    5. Most agreements can be made online at IRS.gov. There have been improvements to the online payment arrangement tools at www.IRS.gov. In fact, usage quadrupled in 2015 over 2014. That’s probably because it’s a whole lot easier, and quicker, to do it online than waiting on the phone, or heaven forbid, the U.S. mail.
    6. Some agreements come with a federal tax lien. Extensions to pay and installment agreements are, if set up before the IRS begins collection activity, a sure-fire way to avoid a tax lien. However, if you owe more than $50,000 or you owe more than $410,000 and can’t pay within six years, the IRS will usually file a tax lien. Once the balance is paid off, you can have the lien removed.
    7. You must file all required returns to establish an IRS agreement. Before the IRS enters into an agreement it will require all tax returns for the past six years to be filed. You won’t get one without it.
    8. Use the streamlined installment agreement to get the best terms. The streamlined installment agreement usually comes with the best terms. With balances less than $50,000, you can make equal monthly payments for up to 72 months. If you owe more than that, the IRS will determine the payment based on your income and IRS-allowed expenses. This can create a much higher monthly payment.

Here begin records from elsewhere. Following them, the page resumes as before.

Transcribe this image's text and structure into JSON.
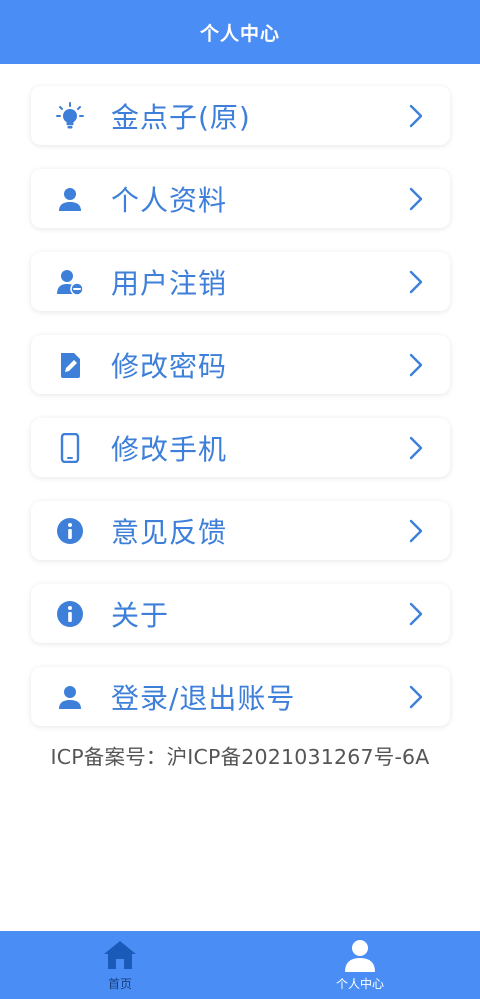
{
  "header": {
    "title": "个人中心"
  },
  "menu": {
    "items": [
      {
        "label": "金点子(原)",
        "icon": "lightbulb-icon"
      },
      {
        "label": "个人资料",
        "icon": "user-icon"
      },
      {
        "label": "用户注销",
        "icon": "user-remove-icon"
      },
      {
        "label": "修改密码",
        "icon": "edit-document-icon"
      },
      {
        "label": "修改手机",
        "icon": "phone-icon"
      },
      {
        "label": "意见反馈",
        "icon": "info-icon"
      },
      {
        "label": "关于",
        "icon": "info-icon"
      },
      {
        "label": "登录/退出账号",
        "icon": "user-icon"
      }
    ]
  },
  "icp": {
    "text": "ICP备案号：沪ICP备2021031267号-6A"
  },
  "tabbar": {
    "tabs": [
      {
        "label": "首页",
        "icon": "home-icon"
      },
      {
        "label": "个人中心",
        "icon": "user-icon"
      }
    ]
  },
  "colors": {
    "primary": "#4a8ef5",
    "text_accent": "#3d7fd9",
    "icon": "#3d7fd9",
    "active_tab": "#1a3d7a"
  }
}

    9. Set up direct debit to avoid default. Missed payments result in ugly letters from the IRS, additional fees to reinstate the installment agreement, or, worst case scenario, the installment agreement becoming immediately due and payable. Taxpayers who pay by check are three times more likely to default on their agreement. Direct debit agreements also have a lower set up fee, $52 versus the $120 fee for payment by check.
    10. Avoid defaulting on the agreement. Default can occur when you have a balance due the next year that you don’t have the money to pay. This often occurs because the taxpayer hasn’t made the necessary estimated tax payments or need to increase their withholding. The IRS will charge you a $50 reinstatement fee.
    11. You won’t get any refunds until the balance is paid in full. The IRS will always take any future overpayments and apply them to the installment agreement. Enough said?
    12. Interest and penalties continue as long as the agreement is in place. The IRS currently charges a 3% interest rate on underpayments. Even with an installment agreement, the failure-to-pay penalty is 0.25% per month, or 3% per year. So, in addition to the set up fee, the cost of an installment agreement is about 6% of the balance owed per year.
    13. Don’t forget to request penalty abatement. Failure-to-pay penalties have continued to accrue for the life of the installment agreement. Towards the end of the agreement, if you have a clean three-year compliance history, you can use the first-time abatement procedures to request a forgiveness of the penalties paid for one tax period.
    14. No agreement may mean no passport. Congress passed a law in late 2015 that allows the U. S. State Department to revoke or deny passports to those who owe more than $50,000 to the IRS, and are not in a payment agreement.
    15. An offer-in-compromise may be possible in desperate circumstances. Offers-in-compromise are an over publicized by late night TV arrangement where the IRS forgives some portion of your tax debt. In my experience, they loathe to do it. Their first position is always that you have some assets you can sell, or you have the ability to earn some money in the future that belongs to them. Nevertheless, if you are one of the unfortunate, rare individuals that fit the IRS criteria, you shouldn’t ignore this avenue.

    It’s not unusual for a taxpayer to file and owe. If you owe the IRS and can’t pay, you can look to us for help.